Smiley was able to borrow more money from First State Bank in October 2012 —$87,300. The bank again asked for a collateral pledge of the Arvest shares, which they got. This loan defaulted in March with $80,298 still owed. The bank asked the court for a judgment in that amount.
Count IV in this suit alleges fraud against Smith and his wife Cynthia. The bank said it asked for personal financial statements before the each loan was granted. The Smiley’s estimate their net worth in excess of $1.6 million. In 2012, Smiley told the bank his contingent liabilities were $1.739 million and his assets were $2.467 million. In 2013, the couple reported liabilities of $1.075 million against assets of $3.259 million, according to the filing.
“The Smiley defendants knew they had more liabilities than they represented to the First State Bank in their financial statements. Smiley also knew he did not possess (free and clear) the collateral pledged in all three loans,” the filing states.
DELTA BANK & TRUST
More fraud claims were raised by Delta Bank & Trust in their answer filed with the court on April 11. Delta Bank was the first to file against Smiley Jr. and Sr. for loan default.
The bank has since said “Dennis Smiley Sr. did not sign any of the subject loan documents. Upon information and belief, an individual other than Henry Dennis Smiley Sr. signed his name without his knowledge,” the filing states.

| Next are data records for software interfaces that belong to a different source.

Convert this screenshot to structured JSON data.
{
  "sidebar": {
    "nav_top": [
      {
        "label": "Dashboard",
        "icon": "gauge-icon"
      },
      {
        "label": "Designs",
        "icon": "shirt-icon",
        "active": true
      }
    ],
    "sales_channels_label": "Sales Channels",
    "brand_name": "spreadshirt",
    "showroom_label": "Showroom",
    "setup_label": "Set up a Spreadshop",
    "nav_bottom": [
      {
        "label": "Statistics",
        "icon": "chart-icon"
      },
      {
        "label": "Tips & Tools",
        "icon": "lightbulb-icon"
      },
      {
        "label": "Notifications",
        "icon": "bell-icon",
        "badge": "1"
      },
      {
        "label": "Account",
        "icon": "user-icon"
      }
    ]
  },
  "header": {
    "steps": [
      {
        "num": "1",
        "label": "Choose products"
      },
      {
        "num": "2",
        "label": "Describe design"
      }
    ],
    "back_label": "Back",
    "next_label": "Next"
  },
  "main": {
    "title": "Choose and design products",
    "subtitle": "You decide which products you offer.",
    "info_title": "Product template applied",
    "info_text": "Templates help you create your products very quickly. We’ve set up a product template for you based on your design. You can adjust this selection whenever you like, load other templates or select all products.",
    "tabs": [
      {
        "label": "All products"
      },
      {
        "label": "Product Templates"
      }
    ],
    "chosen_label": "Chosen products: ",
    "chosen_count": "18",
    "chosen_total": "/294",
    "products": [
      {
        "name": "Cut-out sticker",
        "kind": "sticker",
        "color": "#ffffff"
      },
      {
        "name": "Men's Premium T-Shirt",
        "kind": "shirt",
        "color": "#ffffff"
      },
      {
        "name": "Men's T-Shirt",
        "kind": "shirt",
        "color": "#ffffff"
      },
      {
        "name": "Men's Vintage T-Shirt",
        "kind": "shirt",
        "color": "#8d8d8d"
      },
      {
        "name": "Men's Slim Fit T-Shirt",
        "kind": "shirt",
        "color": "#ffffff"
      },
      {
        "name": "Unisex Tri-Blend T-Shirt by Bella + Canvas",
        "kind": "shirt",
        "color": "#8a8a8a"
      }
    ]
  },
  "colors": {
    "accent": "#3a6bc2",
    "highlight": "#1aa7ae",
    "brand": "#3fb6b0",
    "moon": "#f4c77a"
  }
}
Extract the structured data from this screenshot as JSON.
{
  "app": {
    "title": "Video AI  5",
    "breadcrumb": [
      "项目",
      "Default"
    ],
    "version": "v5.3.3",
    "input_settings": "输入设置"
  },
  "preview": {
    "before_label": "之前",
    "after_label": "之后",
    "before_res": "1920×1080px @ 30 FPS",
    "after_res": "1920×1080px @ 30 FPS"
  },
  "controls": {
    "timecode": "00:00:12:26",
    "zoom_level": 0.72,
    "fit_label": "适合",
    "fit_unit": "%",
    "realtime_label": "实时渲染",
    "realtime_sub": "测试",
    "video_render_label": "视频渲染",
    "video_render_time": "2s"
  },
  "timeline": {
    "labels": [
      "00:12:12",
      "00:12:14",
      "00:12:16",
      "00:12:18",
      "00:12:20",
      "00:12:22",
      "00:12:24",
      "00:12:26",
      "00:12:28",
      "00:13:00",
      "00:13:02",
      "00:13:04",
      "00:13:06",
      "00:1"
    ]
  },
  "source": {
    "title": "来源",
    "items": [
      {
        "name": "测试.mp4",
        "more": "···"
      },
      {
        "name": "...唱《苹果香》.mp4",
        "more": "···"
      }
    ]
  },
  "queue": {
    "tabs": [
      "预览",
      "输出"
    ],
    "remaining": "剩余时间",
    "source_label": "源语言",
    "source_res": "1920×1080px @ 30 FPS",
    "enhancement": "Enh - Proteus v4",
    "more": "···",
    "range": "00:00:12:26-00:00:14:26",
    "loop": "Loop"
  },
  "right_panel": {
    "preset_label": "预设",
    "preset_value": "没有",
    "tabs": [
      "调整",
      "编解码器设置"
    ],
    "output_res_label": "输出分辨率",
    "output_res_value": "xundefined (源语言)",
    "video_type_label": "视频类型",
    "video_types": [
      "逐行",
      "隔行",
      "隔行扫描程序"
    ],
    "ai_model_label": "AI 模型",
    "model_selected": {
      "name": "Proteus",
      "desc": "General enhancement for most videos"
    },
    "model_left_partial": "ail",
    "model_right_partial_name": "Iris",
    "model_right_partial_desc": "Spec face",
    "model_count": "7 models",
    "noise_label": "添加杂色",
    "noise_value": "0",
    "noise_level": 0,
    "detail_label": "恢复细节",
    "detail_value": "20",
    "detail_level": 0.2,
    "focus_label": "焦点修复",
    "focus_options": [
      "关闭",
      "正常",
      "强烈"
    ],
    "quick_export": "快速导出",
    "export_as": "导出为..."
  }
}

Legal experts told The City Wire that if federal fraud charges are filed these complaints could be consolidated into the federal court system. There have been no criminal charges filed at this time, but it has been widely reported that a federal investigation is ongoing. Sources believe there is enough evidence to waive a grand jury seating, moving straight to a plea bargain with the U.S. Attorney’s Office.
Acts of individual employee fraud can protect companies to a certain extent. But, the Federal Deposit Insurance Corporation notes in its regulations that bank management is responsible for preventing and detecting fraud and insider abuse.
“The primary responsibility to prevent fraud and insider abuse rests with the board of directors and senior management.”
Smiley was senior management, but the FDIC states there should be checks and balances in place to circumvent and detect suspicious activities at the executive level.